The interior of the 2008 Porsche Cayenne Turbo is generally well laid out with simple, classy appointments and materials, including the leather-covered cowl and door panels, and the silvery matte trim on the steering wheel and dash. Its PCM technology module is less impressive, however.
The Cayenne Turbo's tiptronic gearbox can be shifted using the shifter or by notching one of the two plastic thumb-shifted paddles on either side of the steering wheel. We found shifting with the small steering-wheel-mounted thumb shifters to be more hassle than it was worth.
The Turbo version of the Cayenne is distinguishable by the two power domes on its hood, as well as by its oversize front grille, which allows the car to suck in the air required for its intercooled twin turbochargers.
The Cayenne Turbo features a full-color LCD display in the center of the instrument cluster, which shows arrows based on upcoming turns for navigation route guidance as well as basic trip and systems information.
The Cayenne Turbo demonstrates some impressive driving dynamics in cornering, especially with the optional Porsche Dynamic Chassis Control (PDCC) system and suspension both set to set to Sport mode. Drivers can configure drive mode, ride height, and suspension settings using controls in the center console.
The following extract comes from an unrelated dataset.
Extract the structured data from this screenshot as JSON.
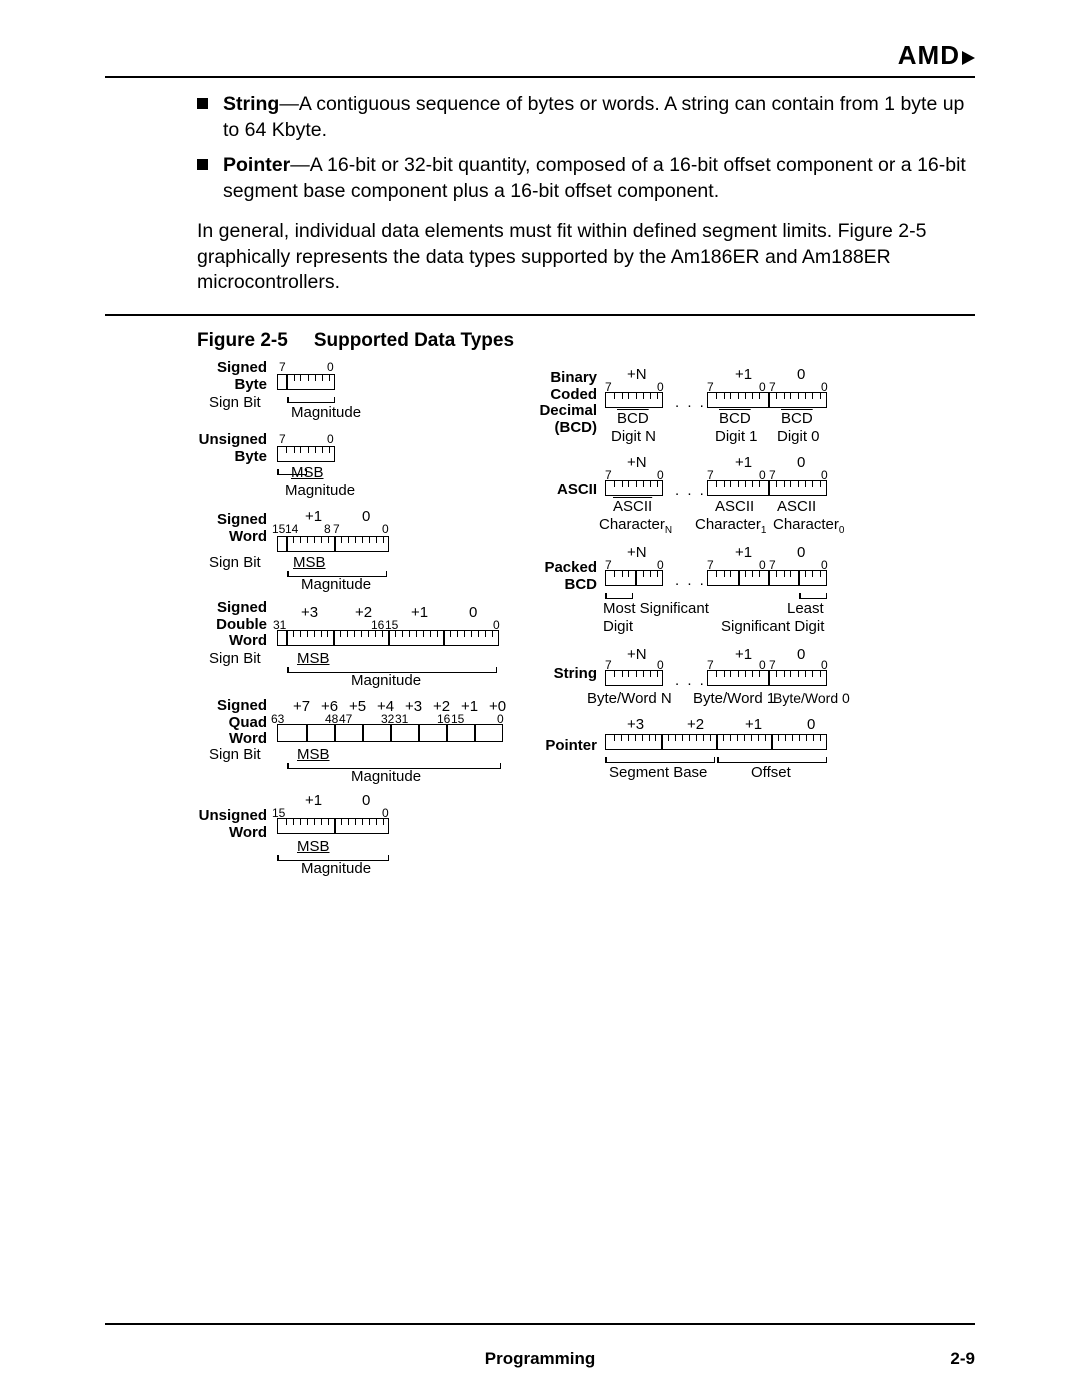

The Porsche navigation interface comprises a bunch of black-plastic hard buttons surrounding a small, non-touch-screen display set low in the dash. Destinations must be entered using a spindly, push-in/rotary knob to the right of the screen, which can be used to input place names just one letter at a time. We found programming the system to be time-consuming and unintuitive.
With its formidable on-track and off-road credentials, Porsche's SUV is one of the few cars that can truly claim to be sporty and utilitarian: the 5,600-pound behemoth can shift itself from standing to 60 mph in the same time as a Porsche Carrera coupe, and (separately) can tow as much trailer weight as a Land Rover LR3.